One of the greatest things we’ve been able to leverage ForeSee for has been to showcase how great our website is, and how we’re incrementally making it better. In our first year of implementation, we were able to increase satisfaction by 20 points, which is just phenomenal. When I’m in a meeting with physicians, and they’re like, “Oh, the website is terrible. This is one of the worst experiences we’ve ever seen” we actually can show that [satisfaction] trend graph. That gets me super excited, because we’re able to show that increase month-over-month for that first year of implementation. We’ve steadied out a bit since, but been continuing to improve everything. For us, it’s important to be able to show how we’re moving the needle and compliment the other KPIs that we use as well.
Can you tell us how you’re using the feedback button?
We’ve been using Feedback in production for about two months now, and have been really happy with our initial results. We are able to see insights at the page level, which is great when dealing with a lot of very specific information around very complex medical conditions.
For example, we recently got feedback in the form of a 5-star rating for [the resources on our website about a condition] called Moyamoya, which very few children in the world have. The reviews were just glowing. The patient’s family was saying how great the information was.
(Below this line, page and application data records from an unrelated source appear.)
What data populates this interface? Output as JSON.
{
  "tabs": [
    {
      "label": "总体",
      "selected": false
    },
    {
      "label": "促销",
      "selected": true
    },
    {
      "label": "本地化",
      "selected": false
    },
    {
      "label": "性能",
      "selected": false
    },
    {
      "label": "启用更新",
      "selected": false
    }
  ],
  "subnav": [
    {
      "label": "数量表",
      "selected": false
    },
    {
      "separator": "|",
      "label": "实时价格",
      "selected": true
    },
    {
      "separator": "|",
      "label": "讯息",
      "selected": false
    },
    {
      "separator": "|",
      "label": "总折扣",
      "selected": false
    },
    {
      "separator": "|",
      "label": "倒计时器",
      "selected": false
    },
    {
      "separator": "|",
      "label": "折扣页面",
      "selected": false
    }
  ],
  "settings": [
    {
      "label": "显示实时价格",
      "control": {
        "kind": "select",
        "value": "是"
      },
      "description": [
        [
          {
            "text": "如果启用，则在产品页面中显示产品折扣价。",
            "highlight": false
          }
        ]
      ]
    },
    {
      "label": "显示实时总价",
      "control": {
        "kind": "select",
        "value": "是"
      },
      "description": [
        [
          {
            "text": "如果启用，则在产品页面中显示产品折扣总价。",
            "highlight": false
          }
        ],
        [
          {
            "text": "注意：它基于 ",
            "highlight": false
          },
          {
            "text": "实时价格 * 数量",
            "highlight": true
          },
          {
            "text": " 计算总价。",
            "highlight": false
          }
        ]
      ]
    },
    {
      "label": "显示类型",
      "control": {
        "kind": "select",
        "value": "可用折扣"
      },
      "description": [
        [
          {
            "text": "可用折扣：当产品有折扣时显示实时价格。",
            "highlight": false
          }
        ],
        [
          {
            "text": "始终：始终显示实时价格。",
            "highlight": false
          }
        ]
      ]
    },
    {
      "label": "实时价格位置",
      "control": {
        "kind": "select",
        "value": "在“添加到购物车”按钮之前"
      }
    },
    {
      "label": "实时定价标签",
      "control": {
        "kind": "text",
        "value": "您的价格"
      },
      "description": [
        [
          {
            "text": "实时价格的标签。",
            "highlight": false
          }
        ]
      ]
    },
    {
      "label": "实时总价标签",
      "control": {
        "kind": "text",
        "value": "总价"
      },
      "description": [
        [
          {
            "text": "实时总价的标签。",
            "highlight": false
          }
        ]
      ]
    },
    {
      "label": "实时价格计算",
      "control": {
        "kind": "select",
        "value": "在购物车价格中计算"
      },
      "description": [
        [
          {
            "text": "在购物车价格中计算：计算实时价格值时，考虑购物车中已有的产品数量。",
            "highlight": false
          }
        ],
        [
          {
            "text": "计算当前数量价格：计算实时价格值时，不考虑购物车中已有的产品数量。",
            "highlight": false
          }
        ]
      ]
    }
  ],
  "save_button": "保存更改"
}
It’s great to see that, because conversely, when we’re looking at a 1-star rating at the page level, we’re also able to say “This is an area where we need to focus, because the content is terrible.” I think we’ll be able to do a lot more with that.
Our initial response has been great since implementation, so we’re excited to move forward and really use Feedback to get down to the page-level.